■ **WORK REQUIRED**
Please print the entries exactly, omitting each image.

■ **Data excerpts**
_ _ _ _

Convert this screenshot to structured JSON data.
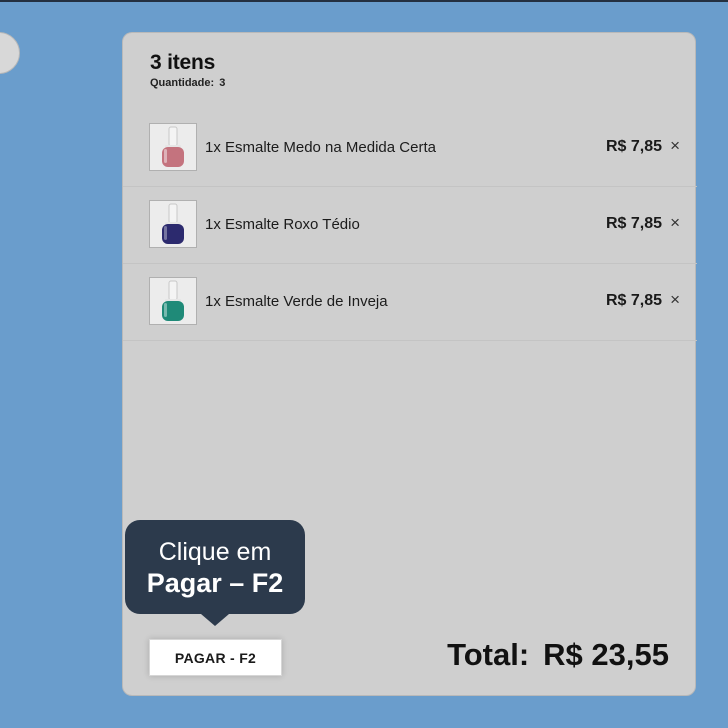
{
  "cart": {
    "count_title": "3 itens",
    "quantity_label": "Quantidade:",
    "quantity_value": "3",
    "items": [
      {
        "name": "1x Esmalte Medo na Medida Certa",
        "price": "R$ 7,85",
        "remove_symbol": "×",
        "polish_color": "#c4737e",
        "icon": "nail-polish-icon"
      },
      {
        "name": "1x Esmalte Roxo Tédio",
        "price": "R$ 7,85",
        "remove_symbol": "×",
        "polish_color": "#2c2a6e",
        "icon": "nail-polish-icon"
      },
      {
        "name": "1x Esmalte Verde de Inveja",
        "price": "R$ 7,85",
        "remove_symbol": "×",
        "polish_color": "#1f8a78",
        "icon": "nail-polish-icon"
      }
    ],
    "pay_button_label": "PAGAR - F2",
    "tooltip": {
      "line1": "Clique em",
      "line2": "Pagar – F2"
    },
    "total_label": "Total:",
    "total_value": "R$ 23,55"
  },
  "colors": {
    "background": "#6a9dcc",
    "panel": "#cfcfcf",
    "tooltip": "#2c3a4c"
  }
}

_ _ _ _

■ **EXERCISE ANSWER**
Convert this screenshot to structured JSON data.
{
  "cart": {
    "count_title": "3 itens",
    "quantity_label": "Quantidade:",
    "quantity_value": "3",
    "items": [
      {
        "name": "1x Esmalte Medo na Medida Certa",
        "price": "R$ 7,85",
        "remove_symbol": "×",
        "polish_color": "#c4737e",
        "icon": "nail-polish-icon"
      },
      {
        "name": "1x Esmalte Roxo Tédio",
        "price": "R$ 7,85",
        "remove_symbol": "×",
        "polish_color": "#2c2a6e",
        "icon": "nail-polish-icon"
      },
      {
        "name": "1x Esmalte Verde de Inveja",
        "price": "R$ 7,85",
        "remove_symbol": "×",
        "polish_color": "#1f8a78",
        "icon": "nail-polish-icon"
      }
    ],
    "pay_button_label": "PAGAR - F2",
    "tooltip": {
      "line1": "Clique em",
      "line2": "Pagar – F2"
    },
    "total_label": "Total:",
    "total_value": "R$ 23,55"
  },
  "colors": {
    "background": "#6a9dcc",
    "panel": "#cfcfcf",
    "tooltip": "#2c3a4c"
  }
}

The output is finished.